[Stored data entries]
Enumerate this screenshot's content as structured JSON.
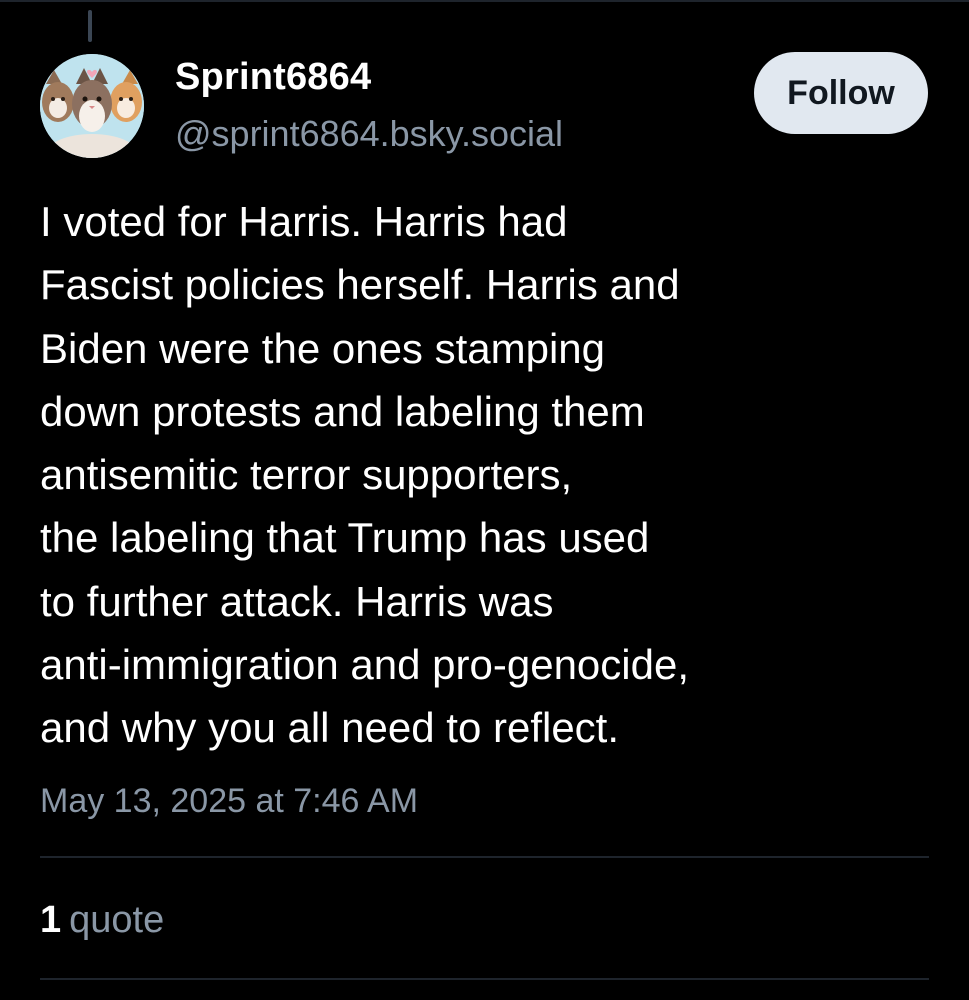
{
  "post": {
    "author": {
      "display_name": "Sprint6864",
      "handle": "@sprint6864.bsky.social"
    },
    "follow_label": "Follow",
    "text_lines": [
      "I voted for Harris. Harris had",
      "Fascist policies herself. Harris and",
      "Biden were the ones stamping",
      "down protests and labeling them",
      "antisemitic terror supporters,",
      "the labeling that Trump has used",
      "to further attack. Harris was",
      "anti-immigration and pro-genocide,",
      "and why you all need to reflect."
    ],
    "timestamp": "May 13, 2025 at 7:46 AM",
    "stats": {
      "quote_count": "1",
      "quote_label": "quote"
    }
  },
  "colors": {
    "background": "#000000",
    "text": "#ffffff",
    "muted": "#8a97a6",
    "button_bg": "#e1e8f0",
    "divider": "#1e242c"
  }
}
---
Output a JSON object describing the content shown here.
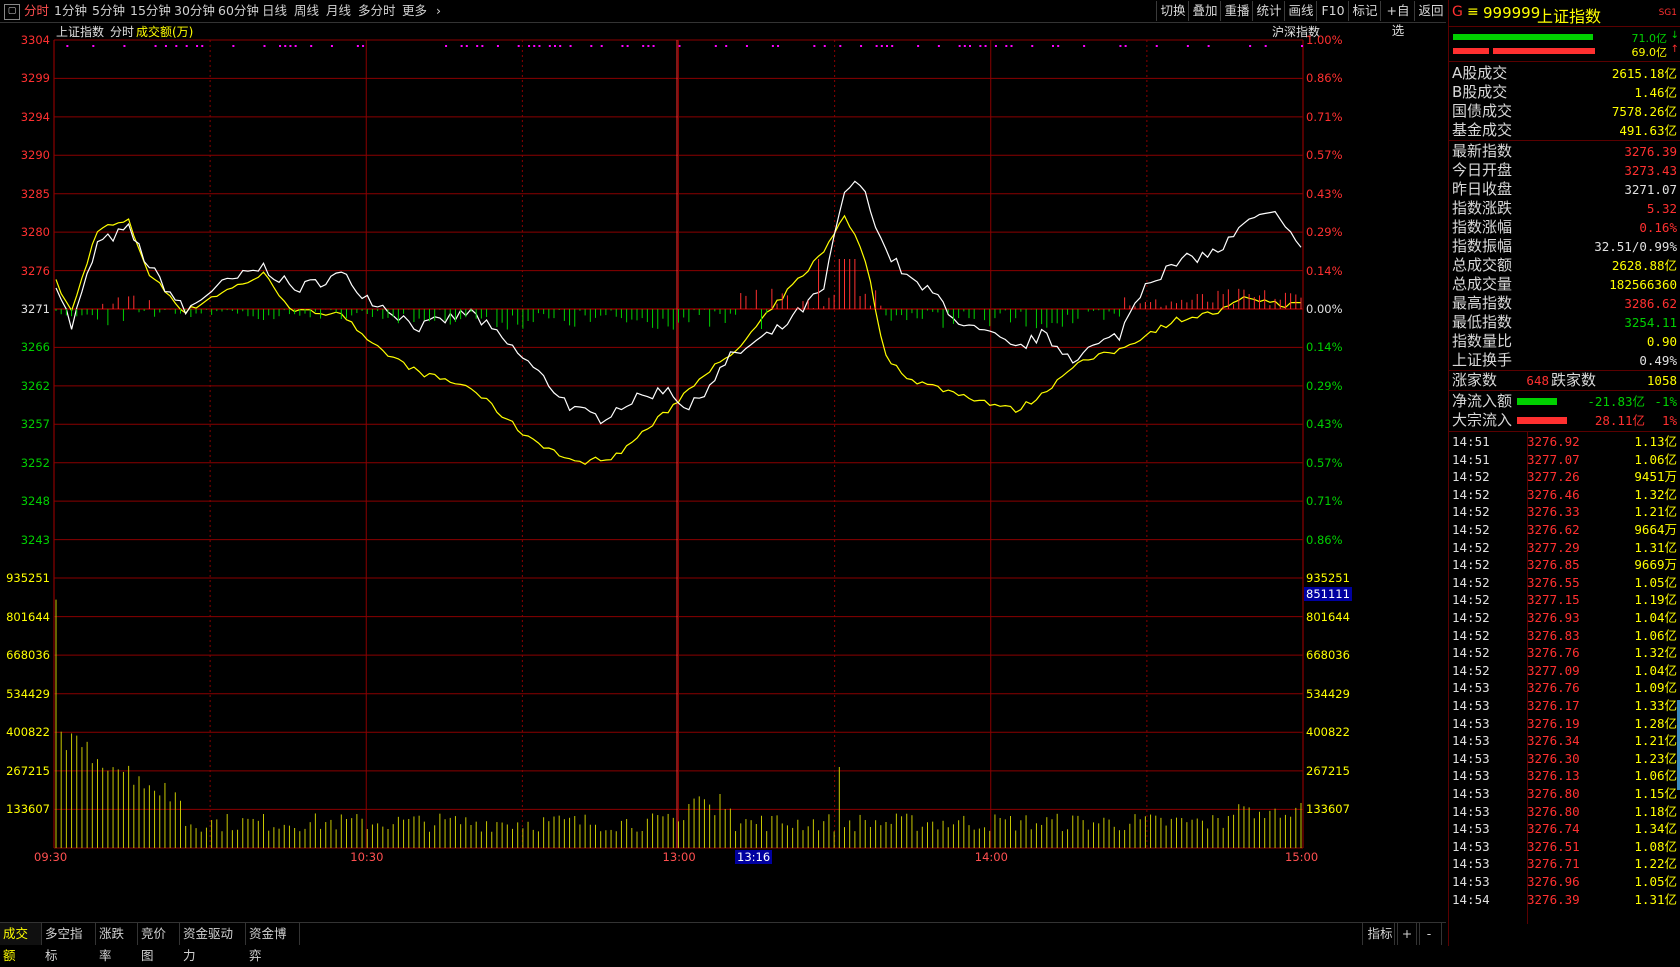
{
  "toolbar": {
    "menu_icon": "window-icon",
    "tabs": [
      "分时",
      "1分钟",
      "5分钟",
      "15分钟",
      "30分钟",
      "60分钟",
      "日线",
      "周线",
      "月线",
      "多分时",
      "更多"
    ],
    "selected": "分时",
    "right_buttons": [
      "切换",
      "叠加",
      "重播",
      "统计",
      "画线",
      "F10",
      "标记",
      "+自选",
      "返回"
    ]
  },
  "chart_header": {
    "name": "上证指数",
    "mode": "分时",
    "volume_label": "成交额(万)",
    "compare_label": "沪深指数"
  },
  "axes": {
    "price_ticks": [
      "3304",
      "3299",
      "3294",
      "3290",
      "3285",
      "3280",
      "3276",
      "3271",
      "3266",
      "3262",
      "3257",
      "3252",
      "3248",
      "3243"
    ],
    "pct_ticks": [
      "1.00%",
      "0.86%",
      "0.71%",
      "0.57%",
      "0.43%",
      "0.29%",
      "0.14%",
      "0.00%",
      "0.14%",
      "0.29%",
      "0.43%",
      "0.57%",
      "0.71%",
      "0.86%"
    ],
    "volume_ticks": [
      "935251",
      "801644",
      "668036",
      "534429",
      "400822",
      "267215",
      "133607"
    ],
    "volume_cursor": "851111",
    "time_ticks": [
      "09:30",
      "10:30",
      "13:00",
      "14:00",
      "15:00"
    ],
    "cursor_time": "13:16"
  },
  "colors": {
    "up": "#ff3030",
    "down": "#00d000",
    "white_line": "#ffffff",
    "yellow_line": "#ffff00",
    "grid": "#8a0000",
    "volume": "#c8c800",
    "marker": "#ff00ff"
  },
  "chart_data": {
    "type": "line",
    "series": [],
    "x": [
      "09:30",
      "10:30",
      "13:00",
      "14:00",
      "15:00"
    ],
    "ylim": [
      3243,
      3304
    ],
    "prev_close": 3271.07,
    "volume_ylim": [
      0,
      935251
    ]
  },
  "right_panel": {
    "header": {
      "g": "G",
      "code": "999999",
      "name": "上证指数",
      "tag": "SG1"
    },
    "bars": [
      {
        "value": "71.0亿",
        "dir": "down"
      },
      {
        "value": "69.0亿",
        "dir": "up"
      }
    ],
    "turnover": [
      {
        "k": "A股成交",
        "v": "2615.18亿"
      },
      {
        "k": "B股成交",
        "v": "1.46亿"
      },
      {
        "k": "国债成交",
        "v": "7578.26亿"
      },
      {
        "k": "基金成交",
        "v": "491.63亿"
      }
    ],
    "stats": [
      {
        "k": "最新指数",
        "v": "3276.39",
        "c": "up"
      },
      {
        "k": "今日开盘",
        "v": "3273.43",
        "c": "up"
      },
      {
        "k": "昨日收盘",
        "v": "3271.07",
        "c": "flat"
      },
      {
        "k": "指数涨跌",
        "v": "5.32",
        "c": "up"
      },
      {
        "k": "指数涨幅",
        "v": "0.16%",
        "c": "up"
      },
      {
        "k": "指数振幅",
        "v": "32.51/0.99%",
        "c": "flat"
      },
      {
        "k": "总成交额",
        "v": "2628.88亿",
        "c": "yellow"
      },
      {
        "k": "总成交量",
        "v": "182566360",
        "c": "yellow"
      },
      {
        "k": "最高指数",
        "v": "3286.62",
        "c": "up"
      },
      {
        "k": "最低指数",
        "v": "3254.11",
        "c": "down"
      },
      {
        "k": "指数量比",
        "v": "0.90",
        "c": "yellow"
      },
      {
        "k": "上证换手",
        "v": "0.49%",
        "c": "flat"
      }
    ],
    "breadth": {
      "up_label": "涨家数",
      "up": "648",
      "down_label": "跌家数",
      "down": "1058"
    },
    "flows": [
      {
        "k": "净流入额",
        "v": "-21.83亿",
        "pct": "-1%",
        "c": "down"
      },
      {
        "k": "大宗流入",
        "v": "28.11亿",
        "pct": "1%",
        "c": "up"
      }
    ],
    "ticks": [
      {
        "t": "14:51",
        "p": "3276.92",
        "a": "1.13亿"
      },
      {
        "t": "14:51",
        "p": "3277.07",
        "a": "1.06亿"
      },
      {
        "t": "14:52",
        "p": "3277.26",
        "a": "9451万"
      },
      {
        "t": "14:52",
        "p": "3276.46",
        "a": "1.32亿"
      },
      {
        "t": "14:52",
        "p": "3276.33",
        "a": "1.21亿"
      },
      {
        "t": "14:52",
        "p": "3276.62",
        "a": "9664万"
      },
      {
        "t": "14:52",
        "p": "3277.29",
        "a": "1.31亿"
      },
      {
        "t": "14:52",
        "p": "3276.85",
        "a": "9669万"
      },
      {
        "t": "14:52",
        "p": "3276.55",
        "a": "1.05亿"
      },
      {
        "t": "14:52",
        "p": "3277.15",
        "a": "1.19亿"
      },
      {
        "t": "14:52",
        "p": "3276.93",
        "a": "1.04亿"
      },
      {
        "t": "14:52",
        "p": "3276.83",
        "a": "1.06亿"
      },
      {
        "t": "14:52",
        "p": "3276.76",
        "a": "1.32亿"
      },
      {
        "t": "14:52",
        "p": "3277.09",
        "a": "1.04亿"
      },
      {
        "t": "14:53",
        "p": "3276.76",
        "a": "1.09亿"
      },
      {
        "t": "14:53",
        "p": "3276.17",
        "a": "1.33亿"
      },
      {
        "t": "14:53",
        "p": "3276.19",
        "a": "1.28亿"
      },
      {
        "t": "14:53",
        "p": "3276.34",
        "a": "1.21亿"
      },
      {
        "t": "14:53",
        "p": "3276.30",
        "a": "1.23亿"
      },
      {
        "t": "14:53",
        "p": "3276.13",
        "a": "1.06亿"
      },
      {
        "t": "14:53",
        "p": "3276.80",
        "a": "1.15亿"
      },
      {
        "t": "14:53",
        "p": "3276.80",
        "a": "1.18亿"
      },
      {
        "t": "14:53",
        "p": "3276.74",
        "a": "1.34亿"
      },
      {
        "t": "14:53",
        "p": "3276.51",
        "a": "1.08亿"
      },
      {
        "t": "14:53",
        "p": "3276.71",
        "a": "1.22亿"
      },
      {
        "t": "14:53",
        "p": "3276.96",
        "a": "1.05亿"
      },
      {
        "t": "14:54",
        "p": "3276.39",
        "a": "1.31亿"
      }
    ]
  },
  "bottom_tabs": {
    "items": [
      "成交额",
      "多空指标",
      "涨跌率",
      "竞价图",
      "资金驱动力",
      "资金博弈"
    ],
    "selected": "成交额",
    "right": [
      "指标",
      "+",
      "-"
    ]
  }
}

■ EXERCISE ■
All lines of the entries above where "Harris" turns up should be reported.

■ WRITTEN ANSWER ■
      "I voted for Harris. Harris had",
      "Fascist policies herself. Harris and",
      "to further attack. Harris was",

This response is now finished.